## EXERCISE DETAILS
Each entry is to be retyped exactly as it appears, and each image is to be dropped.

## INPUT DATA

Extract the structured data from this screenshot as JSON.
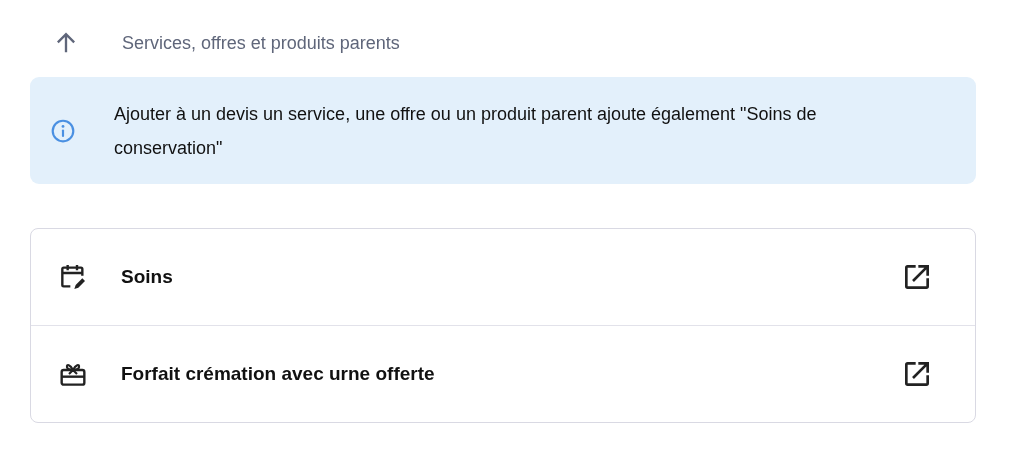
{
  "header": {
    "title": "Services, offres et produits parents"
  },
  "info": {
    "text": "Ajouter à un devis un service, une offre ou un produit parent ajoute également \"Soins de conservation\""
  },
  "items": [
    {
      "kind": "service",
      "label": "Soins"
    },
    {
      "kind": "offer",
      "label": "Forfait crémation avec urne offerte"
    }
  ]
}
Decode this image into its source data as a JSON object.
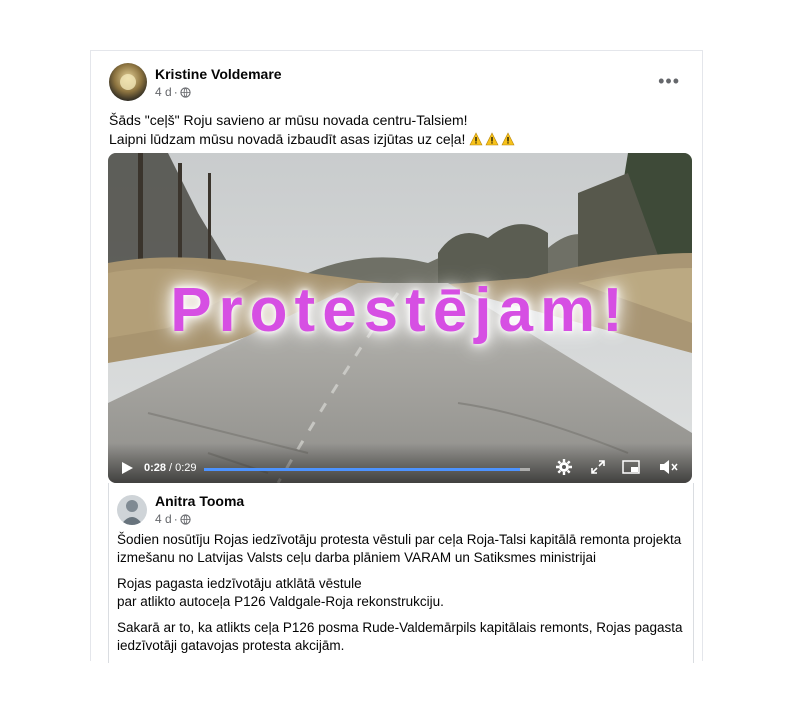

## WRITTEN RESPONSE
Extract the structured data from this screenshot as JSON.
{
  "header": {
    "title": "Services, offres et produits parents"
  },
  "info": {
    "text": "Ajouter à un devis un service, une offre ou un produit parent ajoute également \"Soins de conservation\""
  },
  "items": [
    {
      "kind": "service",
      "label": "Soins"
    },
    {
      "kind": "offer",
      "label": "Forfait crémation avec urne offerte"
    }
  ]
}
Decode this image into its source data as a JSON object.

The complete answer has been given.